‘I got really short of breath’: What it’s like getting a blood clot from the pill
‘The experience made me wary of the combined pill’
It’s been established that the blood clot risk of the vaccine is significantly smaller than a large number of contraceptive pills used daily by many women in the UK, and this has again made people acutely aware of the risks that come with such a regular treatment. Whilst we have all heard the stats and watched the documentaries, it seems less often that we’ve heard directly from the women who have actually experienced this what it’s like.
So, we spoke to two women who have developed blood clots from the pill about what symptoms they first noticed, which treatments they were given, and how the experience has affected them.
‘I started getting really awful numbing pains up my calves and on the backs of my legs’
Amy was on the combined pill Levest when she started to experience pain in her legs. “It happened between the summer and first term of university last year,” she told The Tab. “I’m really bad at listening to my body so when I started getting really awful numbing pains up my calves and on the backs of my legs I just ignored it.”
After several weeks of thinking the pain was would go away on its own, it got so bad that she had to massage her legs to get feeling back into them. It was at this point where Amy sought medical help.
“I was aware of the risks when I started the pill but I rationalised it by thinking that the chances were so slim – and I was right. They are definitely really slim, and I think the best thing to do when starting the pill is to just be aware that no matter how slim – the risk is still there – and no matter how many times you tell yourself it won’t be you, it always could be.
“I no longer take that pill but I am still on a birth control pill (desogestrel). The experience made me wary of the combined pill, but I know so many people on the Levest pill who are doing just fine – it just didn’t work for me – and that’s okay! Everybody is different, and everybody will react differently.”
‘Part of the clot had broken up and travelled to my lung, giving me shortness of breath’
Becky*, who wants to remain anonymous, was on the Microgynon pill for five months when she developed a blood clot that ended up travelling from her leg to her lung.
“I first noticed something was wrong when I started getting really short of breath and a sharp pain every time I breathed in,” Becky told The Tab. “I went to the doctors and they mentioned blood clots and the pill, but reassured me it was extremely rare and sent me home with a peak flow test. I was told to monitor myself as they thought it could be asthma, and I did just that – but my breathlessness continued.”
Becky returned to the doctors and it was at this point where she was examined more closely with blood clots in mind. “They found I had a prominent vein in my calf muscle and that one calf was a lot bigger than the other – I never correlated this to a clot though as I thought I’d just injured my muscle in the gym as my leg had been like that for a few months. They told me to go to A&E and sent me home with blood thinning injections just in case.
“I then went to A&E where they found a blood clot in my leg, however as I hadn’t correlated my leg symptoms with a clot, part of the clot had broken up and travelled to my lung, giving me shortness of breath. I was given three months of blood thinning tablets and released the same day.”

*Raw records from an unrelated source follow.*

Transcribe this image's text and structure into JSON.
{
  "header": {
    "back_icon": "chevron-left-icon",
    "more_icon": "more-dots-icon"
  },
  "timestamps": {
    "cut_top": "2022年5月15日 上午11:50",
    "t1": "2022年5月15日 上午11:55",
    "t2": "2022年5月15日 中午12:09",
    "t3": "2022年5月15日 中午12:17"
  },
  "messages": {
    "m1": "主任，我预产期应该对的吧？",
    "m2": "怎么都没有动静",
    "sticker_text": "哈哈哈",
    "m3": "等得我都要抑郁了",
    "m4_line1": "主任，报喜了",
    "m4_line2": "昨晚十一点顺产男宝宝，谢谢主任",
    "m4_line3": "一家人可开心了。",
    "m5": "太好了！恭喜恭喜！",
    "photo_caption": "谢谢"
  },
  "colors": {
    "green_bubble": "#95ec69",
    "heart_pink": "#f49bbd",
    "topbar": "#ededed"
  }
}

Once someone has been treated for a pill-related blood clot, they are advised against strong hormonal medication, so alternatives must be found with a low-to-zero hormonal level. Becky no longer takes that pill anymore, and advises people to educate themselves: “My main advice to anyone concerned would be to know the symptoms. It’s well worth checking arms and legs every now and again so you can notice any changes.”